Dataset rows describing interfaces
================================

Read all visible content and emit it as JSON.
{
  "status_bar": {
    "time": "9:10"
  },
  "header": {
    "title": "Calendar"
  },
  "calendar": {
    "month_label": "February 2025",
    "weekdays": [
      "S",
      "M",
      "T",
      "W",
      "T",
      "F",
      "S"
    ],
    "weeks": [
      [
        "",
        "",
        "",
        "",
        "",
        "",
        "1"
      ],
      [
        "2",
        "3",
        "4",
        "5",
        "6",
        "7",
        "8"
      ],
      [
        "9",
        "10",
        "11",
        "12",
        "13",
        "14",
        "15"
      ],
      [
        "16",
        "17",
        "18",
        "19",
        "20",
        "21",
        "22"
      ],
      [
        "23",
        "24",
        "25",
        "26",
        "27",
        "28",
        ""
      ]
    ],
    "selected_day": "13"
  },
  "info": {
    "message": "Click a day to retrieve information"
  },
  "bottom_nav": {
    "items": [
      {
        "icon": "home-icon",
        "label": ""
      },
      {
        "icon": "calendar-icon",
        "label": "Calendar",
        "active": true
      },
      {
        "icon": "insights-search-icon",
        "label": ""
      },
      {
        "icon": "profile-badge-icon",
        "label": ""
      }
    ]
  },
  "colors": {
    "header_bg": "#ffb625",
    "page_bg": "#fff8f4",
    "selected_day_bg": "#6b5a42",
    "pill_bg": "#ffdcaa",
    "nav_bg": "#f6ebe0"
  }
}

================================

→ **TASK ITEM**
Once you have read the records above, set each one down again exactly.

→ **ANSWER BELOW**
Read all visible content and emit it as JSON.
{
  "status_bar": {
    "time": "9:10"
  },
  "header": {
    "title": "Calendar"
  },
  "calendar": {
    "month_label": "February 2025",
    "weekdays": [
      "S",
      "M",
      "T",
      "W",
      "T",
      "F",
      "S"
    ],
    "weeks": [
      [
        "",
        "",
        "",
        "",
        "",
        "",
        "1"
      ],
      [
        "2",
        "3",
        "4",
        "5",
        "6",
        "7",
        "8"
      ],
      [
        "9",
        "10",
        "11",
        "12",
        "13",
        "14",
        "15"
      ],
      [
        "16",
        "17",
        "18",
        "19",
        "20",
        "21",
        "22"
      ],
      [
        "23",
        "24",
        "25",
        "26",
        "27",
        "28",
        ""
      ]
    ],
    "selected_day": "13"
  },
  "info": {
    "message": "Click a day to retrieve information"
  },
  "bottom_nav": {
    "items": [
      {
        "icon": "home-icon",
        "label": ""
      },
      {
        "icon": "calendar-icon",
        "label": "Calendar",
        "active": true
      },
      {
        "icon": "insights-search-icon",
        "label": ""
      },
      {
        "icon": "profile-badge-icon",
        "label": ""
      }
    ]
  },
  "colors": {
    "header_bg": "#ffb625",
    "page_bg": "#fff8f4",
    "selected_day_bg": "#6b5a42",
    "pill_bg": "#ffdcaa",
    "nav_bg": "#f6ebe0"
  }
}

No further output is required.